Noun sense “snide remark” as back-formation from snarky (1906), from obsolete snark (“to snore, snort”, verb) (1866), from Middle English *snarken (“to snore”), equivalent to snore + -k. Compare Low German snarken, North Frisian snarke, Swedish snarka, and English snort, and snore. Of Germanic origin, but ultimately onomatopoeic.
- Snide remarks or attitude.
- 2017, Dean Koontz, The Silent Corner, page 54:
- She liked his smile. There was neither snark nor megalomania in it, as characterized so many smiles these days.
- To express oneself in a snarky fashion.
- 2009 January 23, Dwight Garner, “The Mahvelous and the Damned”, in New York Times:
- Other would-be Bright Young People, Lytton Strachey snarked, seemed to have “just a few feathers where brains should be.”
- 2018, Maria Maggenti, Daniel Beaty, “Fallout”, in Supergirl, season 4, episode 2 (television production), spoken by Querl Dox (Jesse Rath):
- Ah! That was "snark". You snark when your blood sugar is low. I know how to help you. Pizza. Humans seem to find calm in the consumption of food.
- (obsolete) To snort.
From Snark, coined by Lewis Carroll as a nonce word in The Hunting of the Snark (1874), about the quest for an elusive creature. In sense of “a type of mathematical graph”, named as such in 1976 by Martin Gardner for their elusiveness.
snark (plural snarks)
- (literary) The fictional creature of Lewis Carroll's poem, used allusively to refer to fruitless quest or search.

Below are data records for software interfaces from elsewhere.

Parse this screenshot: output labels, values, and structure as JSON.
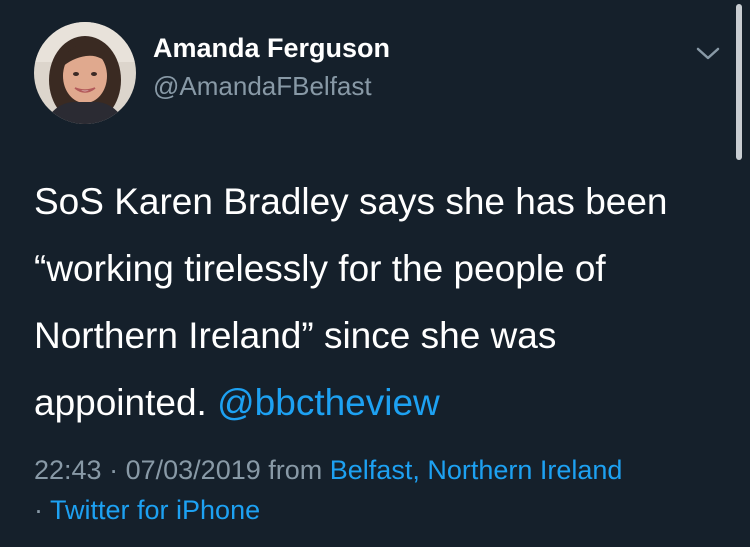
{
  "author": {
    "display_name": "Amanda Ferguson",
    "handle": "@AmandaFBelfast"
  },
  "tweet": {
    "text_line_1": "SoS Karen Bradley says she has been",
    "text_line_2": "“working tirelessly for the people of",
    "text_line_3": "Northern Ireland” since she was",
    "text_line_4": "appointed.",
    "mention": "@bbctheview"
  },
  "meta": {
    "time": "22:43",
    "separator": "·",
    "date": "07/03/2019",
    "from_label": "from",
    "location": "Belfast, Northern Ireland",
    "source": "Twitter for iPhone"
  },
  "icons": {
    "more": "chevron-down-icon",
    "avatar": "profile-photo"
  },
  "colors": {
    "background": "#15202b",
    "text": "#ffffff",
    "secondary": "#8899a6",
    "link": "#1da1f2"
  }
}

- 1887, Harriet W. Daly, Digging, Squatting, and Pioneering Life in the Northern Territory of South Australia, page 345:
- When the auctioneer had exhausted his vocabulary in describing the merits of an animal, his winding-up formula was "One times! two times! three times!" Then the hammer gave a tap, and he and our party would devote our energies to discovering the last bidder - a research which generally was as promising as the hunting of the snark.
- 2019, Karl Schroeder, Stealing Worlds:
- Remy said Dad was hunting snarks; at the time, she'd thought it was a euphemism.
- (mathematics) A graph in which every node has three branches, and the edges cannot be coloured in fewer than four colours without two edges of the same colour meeting at a point.
- (physics) A fluke or unrepeatable result or detection in an experiment.
- snark on Wikipedia.Wikipedia
- Snark (Lewis Carroll) on Wikipedia.Wikipedia
- “snark”, in Lexico, Dictionary.com; Oxford University Press, 2019–2022.
- “snark”, in OneLook Dictionary Search.
snark n (genitive singular snarks, no plural)
- crackle (of a fire)
- snarka (“to crackle”)
- zzz (representing a snoring sound)
- Synonym: (in writing) zzz
- (slang) An expression of boredom
- Synonym: (in writing) zzz
- Snark! ― Boring!
|Declension of snark|
- snarka (“to snore”)